SINGAPORE, Singapore (AFP) — Singapore’s economy, a bellwether for trade-reliant Asian countries, suffered its worst contraction since the global financial crisis in the first quarter as the coronavirus pandemic escalated, official data showed Thursday.
The trading hub’s GDP shrank 2.2 percent year-on-year in the first quarter, according to advance estimates by the trade ministry. Compared with the previous quarter, GDP fell by 10.6 percent.
Lockdowns and other measures to contain the spread of the virus imposed by governments worldwide are battering the global economy, which many analysts now expect to fall into a deep, long recession.
The city-state, a travel hub, and financial center is typically among the first countries to be hit during global crises because of its small and open economy, with ripples then spreading across the region.
The first-quarter data was the worst quarterly contraction since 2009 during the global financial crisis, which was the last time the economy fell into recession.
The ministry also further lowered its GDP forecast for this year and said it expects the economy to shrink between 1.0 and 4.0 percent.
“As the global COVID-19 situation is still evolving rapidly, there remains a significant degree of uncertainty over the severity and duration of the global outbreak, and the trajectory of the global economic recovery once the outbreak has been contained,” the ministry said in a statement.
“The balance of risks, however, is tilted to the downside.”
Singapore normally gives advance estimates even before the quarter ends to gauge performance, making it one of the first economies in the region to give an indication of the impact.
However, they do not cover the full period, meaning the revised figure — which will be released later — may be even worse.

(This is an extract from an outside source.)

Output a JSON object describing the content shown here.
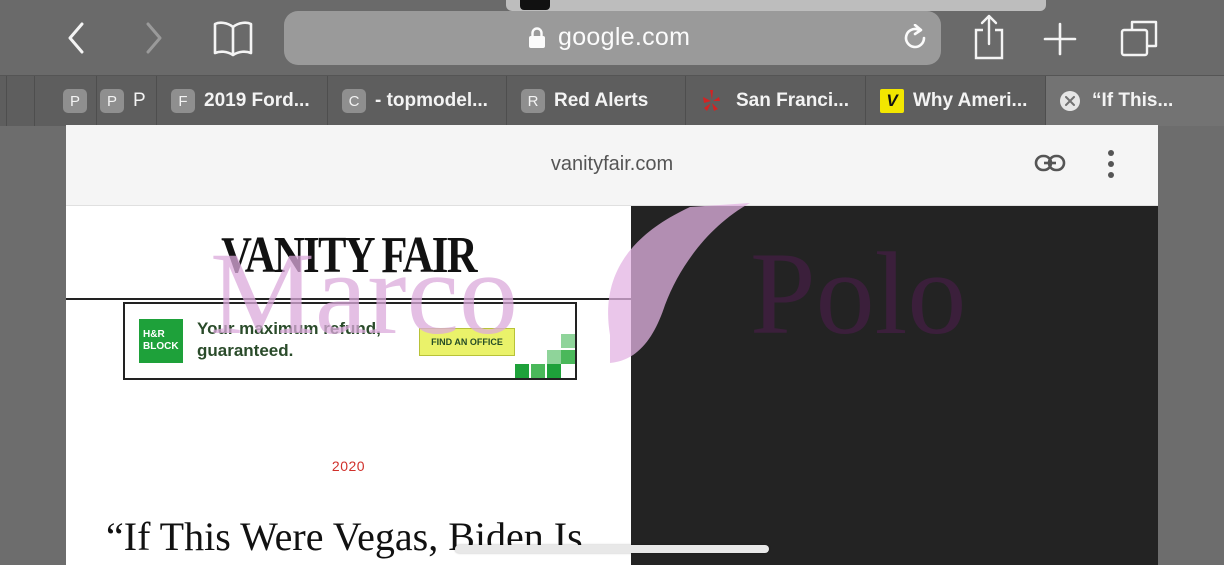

Like many other places, Singapore has taken steps to contain the pandemic, including banning all foreign arrivals. The city-state has reported 631 virus cases, including two deaths.
Before the virus, Singapore’s economy was already being hammered by the US-China trade war.
© Agence France-Presse